Cassidy and Debbie Estes, the other innkeeper, seem to know dog people - and dogs. Dizzy ate up their attention like it was liver snaps.
We arrived late afternoon, and after a quick round of fetch, we headed into Rehoboth to pick up dinner. We were armed by the Lazy L with a list of places dogs are welcome, such as restaurants, beaches and shops. Some places weren't open yet for the season.
We've been to Rehoboth many times, preferring the Delaware beaches that have kept the mass, commercial development to Route 1 outside of the town centers. That development does include a large collection of outlet stores for a pre- or post-beach spree, if your dog is willing to wait outside.
There are a couple of other B&Bs and rental houses in town that allow dogs, as well as some campsites and hotels on the fringes, but the choices are not vast.
On our drive to Rehoboth, we were hampered a bit by some road construction. We headed right for Nicola Pizza for one of the essential beach food groups. Dizzy waited outside while we ordered takeout. The family-owned business makes its own dough and sauce, which it advertises as fat free. Not fat-free is the cheese, plentiful on the pizza, in the stromboli that's called Nic-O-Boli and on the salad.
Our vacation bellies stuffed with shredded mozzarella, we went to sleep early. We were able to leave the room's windows open for a nice breeze. You can't hear the ocean at the Lazy L, but you can't hear traffic or drunken beachgoers either.
Breakfast the next morning was a warm muffin, fruit and a homemade waffle. We missed the other guests even though our dog woke up at 4:30 a.m., excited to start his day despite the dark.
The other dogs were hard to avoid later on. There was a beautiful golden retriever named Heather, a set of happy-go-lucky black and yellow labs named Mya and Porsha, an extra-furry border collie mix named Ralphie and a pair of standard poodles. Somehow, we didn't get many human names.

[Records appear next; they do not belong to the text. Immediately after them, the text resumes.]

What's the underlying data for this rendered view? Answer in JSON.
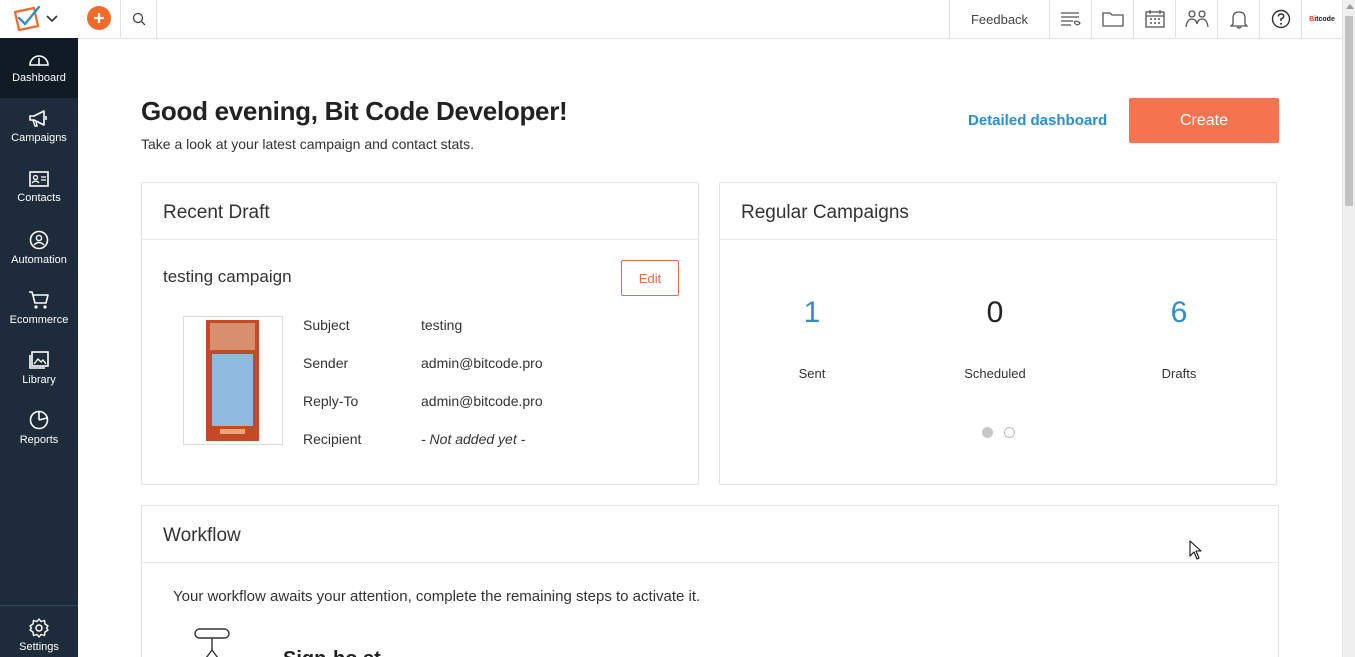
{
  "topbar": {
    "feedback_label": "Feedback",
    "brand_text_red": "B",
    "brand_text": "itcode",
    "icons": [
      "logo-icon",
      "chevron-down-icon",
      "plus-icon",
      "search-icon",
      "list-icon",
      "folder-icon",
      "calendar-icon",
      "users-icon",
      "bell-icon",
      "help-icon"
    ]
  },
  "sidebar": {
    "items": [
      {
        "label": "Dashboard",
        "icon": "gauge-icon",
        "active": true
      },
      {
        "label": "Campaigns",
        "icon": "megaphone-icon"
      },
      {
        "label": "Contacts",
        "icon": "contact-card-icon"
      },
      {
        "label": "Automation",
        "icon": "automation-icon"
      },
      {
        "label": "Ecommerce",
        "icon": "cart-icon"
      },
      {
        "label": "Library",
        "icon": "image-library-icon"
      },
      {
        "label": "Reports",
        "icon": "pie-chart-icon"
      }
    ],
    "settings_label": "Settings"
  },
  "header": {
    "greeting": "Good evening, Bit Code Developer!",
    "subtitle": "Take a look at your latest campaign and contact stats.",
    "detailed_link": "Detailed dashboard",
    "create_label": "Create"
  },
  "recent_draft": {
    "title": "Recent Draft",
    "campaign_name": "testing campaign",
    "edit_label": "Edit",
    "rows": [
      {
        "label": "Subject",
        "value": "testing"
      },
      {
        "label": "Sender",
        "value": "admin@bitcode.pro"
      },
      {
        "label": "Reply-To",
        "value": "admin@bitcode.pro"
      },
      {
        "label": "Recipient",
        "value": "- Not added yet -"
      }
    ]
  },
  "regular_campaigns": {
    "title": "Regular Campaigns",
    "stats": [
      {
        "value": "1",
        "label": "Sent",
        "color": "#2a8fd1"
      },
      {
        "value": "0",
        "label": "Scheduled",
        "color": "#222222"
      },
      {
        "value": "6",
        "label": "Drafts",
        "color": "#2a8fd1"
      }
    ],
    "pager_active": 1,
    "pager_total": 2
  },
  "workflow": {
    "title": "Workflow",
    "message": "Your workflow awaits your attention, complete the remaining steps to activate it.",
    "step_title": "Sign-ho st"
  },
  "colors": {
    "accent": "#f5734f",
    "link": "#2a8fd1",
    "sidebar": "#1d2b3a"
  }
}
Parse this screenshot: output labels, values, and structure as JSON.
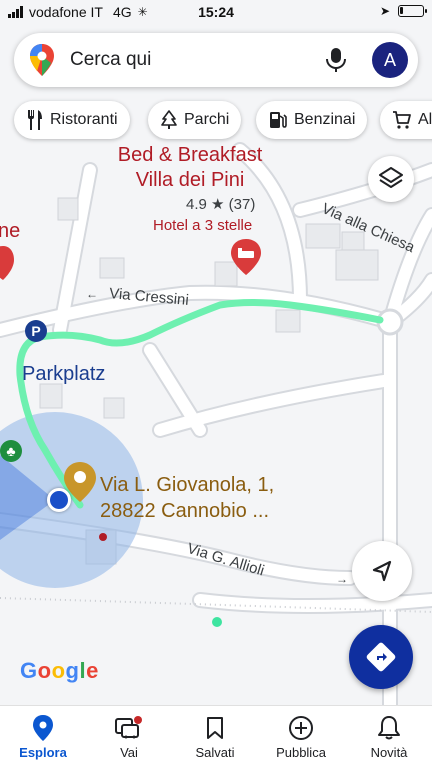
{
  "status_bar": {
    "carrier": "vodafone IT",
    "network": "4G",
    "time": "15:24",
    "battery_level": 0.12
  },
  "search": {
    "placeholder": "Cerca qui",
    "avatar_initial": "A"
  },
  "chips": [
    {
      "label": "Ristoranti",
      "icon": "fork-knife-icon"
    },
    {
      "label": "Parchi",
      "icon": "tree-icon"
    },
    {
      "label": "Benzinai",
      "icon": "fuel-pump-icon"
    },
    {
      "label": "Al",
      "icon": "cart-icon"
    }
  ],
  "map": {
    "hotel": {
      "name_line1": "Bed & Breakfast",
      "name_line2": "Villa dei Pini",
      "rating": "4.9",
      "star": "★",
      "reviews": "(37)",
      "category": "Hotel a 3 stelle"
    },
    "partial_label": "ne",
    "parking": "Parkplatz",
    "parking_icon_letter": "P",
    "roads": {
      "cressini": "Via Cressini",
      "chiesa": "Via alla Chiesa",
      "allioli": "Via G. Allioli"
    },
    "destination": {
      "line1": "Via L. Giovanola, 1,",
      "line2": "28822 Cannobio ..."
    },
    "route_color": "#6ef0b0",
    "attribution": "Google"
  },
  "colors": {
    "accent": "#0b57d0",
    "poi_red": "#b01c26",
    "nav_fab": "#0f2f9f"
  },
  "bottom_nav": [
    {
      "label": "Esplora",
      "icon": "location-pin-icon",
      "active": true
    },
    {
      "label": "Vai",
      "icon": "commute-icon",
      "active": false
    },
    {
      "label": "Salvati",
      "icon": "bookmark-icon",
      "active": false
    },
    {
      "label": "Pubblica",
      "icon": "add-circle-icon",
      "active": false
    },
    {
      "label": "Novità",
      "icon": "bell-icon",
      "active": false
    }
  ]
}
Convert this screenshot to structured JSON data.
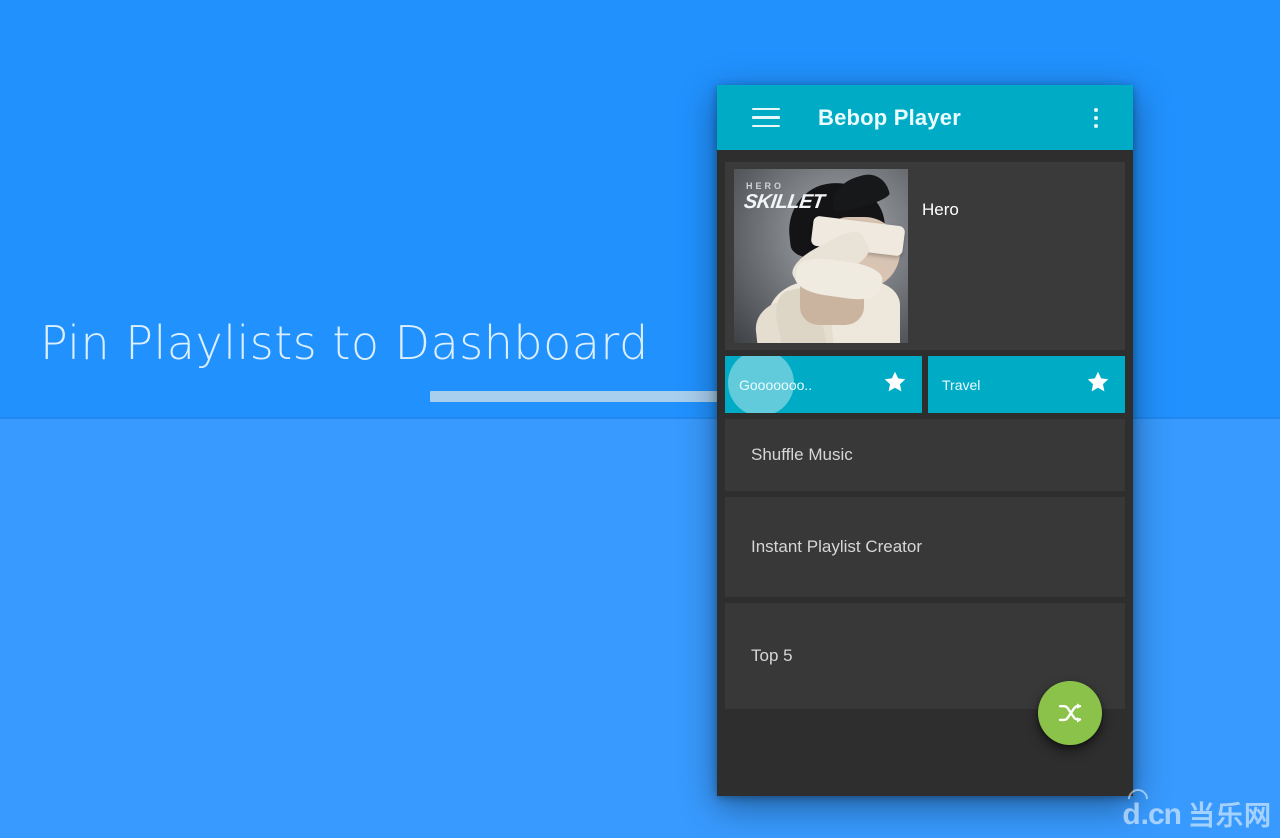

Of the five sets of guests this weekend - some from as far away as North Carolina and Pennsylvania - only one didn't bring along a dog. It's not a requirement, though not minding dogs and not being deathly allergic to them seem necessary.
Kirk and Paige Kerstetter, owners of the labs, said they have no dog parks in their neighborhood in Winfield, Pa. They had looked for a place where they could meander about without repercussion and swim without an appointment. "We did a Google search to find this place," Paige Kerstetter said.